Vancouver City Councillor Andrea Reimer introduced a raft of last minute changes to the Downtown Eastside Local Area Plan after Council had heard from speakers on Saturday, March 15th. A number of key changes were included as part of the 25 pages of amendments. The most significant change was in the definition of social housing. The members of the public who were present in Council Chambers and Councillors Affleck, Ball and Carr only had 15 minutes to review the amendments. (The public has the right to wonder who were the privileged ones to influence and read these sweeping amendments before they were presented, and what this says about how City Council functions today. But that’s another story.) Leading municipal lawyer Jonathan Baker has commented on the legality of the Plan produced this day (“They Know Not What They Do“).
During the final debate, Green Party Councillor Carr noted that “it’s far better to define social housing honestly.” She introduced two motions that would have included clearer definitions of social housing (for details please see Adriane Carr on the DTES Plan). Nonetheless both of her motions were defeated, and the Council majority passed the Downtown Local Area Plan at 4:15pm on Saturday, March 15th.
Vancouver City Council approved a variable definition of social housing. The definition changed and applied differently to certain sections of the Downtown Eastside. For reference, we’ve included photos of the Appendix D that show the variations in the definition of social housing.
The changes to Appendix D also show changes in the maximum density allowed in a number of the sub-regions, including allowing more than 3.0 FSR in the Victory Square (or sub-area ‘G’). Those changes predated the final raft of amendments and were included in the final staff report.
Section 3 – Density
4. Despite subsections 1 and 3, the density of residential use must not exceed a floor space ratio of 3.00, except:
(a) in the areas denoted by the letters ‘G’, ‘K1’, ‘K2’, ‘L1’, ‘L2’, ‘M’, ‘N’, and ‘O’ on Map 1; and
The Hastings East sub-area (Area C that presumably includes C2, though it’s not a separate area on Map 1) include a key change to allow extra density for 100% market rental units, extra height to 32.0 metres and extra density to 6.0 FSR. The requirements once limited extra height and density (to 5.0 FSR) for low-cost housing or for social housing that would make up two thirds of the floor space on a site. The full text of the earlier and final changes are included further below. We anticipate that draft bylaw amendments included in the Local Area Plan will soon be put forward to Council for a Public Hearing, perhaps as early as April. It’s unclear if a maximum density will be specified in the bylaw, or it it will be left open ended.
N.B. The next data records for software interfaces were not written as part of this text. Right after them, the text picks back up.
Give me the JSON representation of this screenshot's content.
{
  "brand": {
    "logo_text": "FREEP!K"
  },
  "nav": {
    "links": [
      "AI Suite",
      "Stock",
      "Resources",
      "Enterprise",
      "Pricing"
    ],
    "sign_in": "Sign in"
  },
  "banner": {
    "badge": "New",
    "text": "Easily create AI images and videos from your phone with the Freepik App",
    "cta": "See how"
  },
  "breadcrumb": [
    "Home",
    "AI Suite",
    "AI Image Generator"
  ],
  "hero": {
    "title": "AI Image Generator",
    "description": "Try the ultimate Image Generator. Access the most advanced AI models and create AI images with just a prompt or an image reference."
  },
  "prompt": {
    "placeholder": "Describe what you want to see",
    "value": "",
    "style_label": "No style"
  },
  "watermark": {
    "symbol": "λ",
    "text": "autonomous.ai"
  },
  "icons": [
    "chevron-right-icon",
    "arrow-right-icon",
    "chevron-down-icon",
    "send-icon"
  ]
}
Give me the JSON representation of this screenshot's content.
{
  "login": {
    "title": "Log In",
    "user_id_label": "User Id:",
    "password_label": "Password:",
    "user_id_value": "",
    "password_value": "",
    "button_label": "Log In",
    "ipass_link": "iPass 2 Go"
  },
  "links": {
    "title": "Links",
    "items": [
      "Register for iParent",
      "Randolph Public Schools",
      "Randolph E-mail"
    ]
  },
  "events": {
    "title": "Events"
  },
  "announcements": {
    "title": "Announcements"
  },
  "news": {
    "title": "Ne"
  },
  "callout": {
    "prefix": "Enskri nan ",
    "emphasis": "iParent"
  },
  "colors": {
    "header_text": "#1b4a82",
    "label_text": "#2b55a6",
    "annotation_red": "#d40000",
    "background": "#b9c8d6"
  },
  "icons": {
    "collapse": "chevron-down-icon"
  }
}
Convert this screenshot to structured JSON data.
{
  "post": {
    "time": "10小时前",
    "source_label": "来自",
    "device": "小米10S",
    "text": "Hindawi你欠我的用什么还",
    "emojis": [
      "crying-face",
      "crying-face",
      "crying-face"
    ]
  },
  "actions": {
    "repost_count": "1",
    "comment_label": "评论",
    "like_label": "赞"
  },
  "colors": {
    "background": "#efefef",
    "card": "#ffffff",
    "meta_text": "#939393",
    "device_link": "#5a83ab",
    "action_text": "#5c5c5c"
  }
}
Will the changes to the Victory Square facilitate the gentrification creep from the west to allow for more market rental and density? It’s worth noting that Woodward’s is located in this sub-area. The basic maximum height can be increased to a maximum of 32.0 m (105 feet) for 100% market rental units or for housing that includes 2/3 of the ‘social housing’ definition that applies to Victory Square. This extra height could be approved without Council approval via the Development Permit Board.
While the draft bylaw amendments often state the the Development Permit Board would need to approve changes, in reality this means that Director of Planning (currently the recently-hired Brian Jackson) can approve projects without any public oversight. One person. No need to explain decisions. No advance notice. No appeals. Do the powers of this office invite the chance of bribery and corruption? There’s a giant loophole in the Zoning and Development bylaws that allows Mr. Jackson to approve projects on his own accord and completely bypass the DP Board (see sections 3.3.3 and 3.3.4):
It’s worth noting that Mr. Jackson has already approved several mega-projects on his authority over the past year, such as 2220 Kingsway (428 units), the Millennium Boheme (101 units) and 401 Great Northern Way (209 units). Similarly, large tower developments in large swaths of the West End can now be approved this way, after zoning amendments approved by City Council in January. Is it about time to close the loopholes listed in section 3.3.3 and 3.3.4 that allow the Director of Planning to bypass public process?
We’ve included photographs of Appendix D; as of this writing (Tuesday, March 28) the City of Vancouver has not posted the 25 pages of amendments.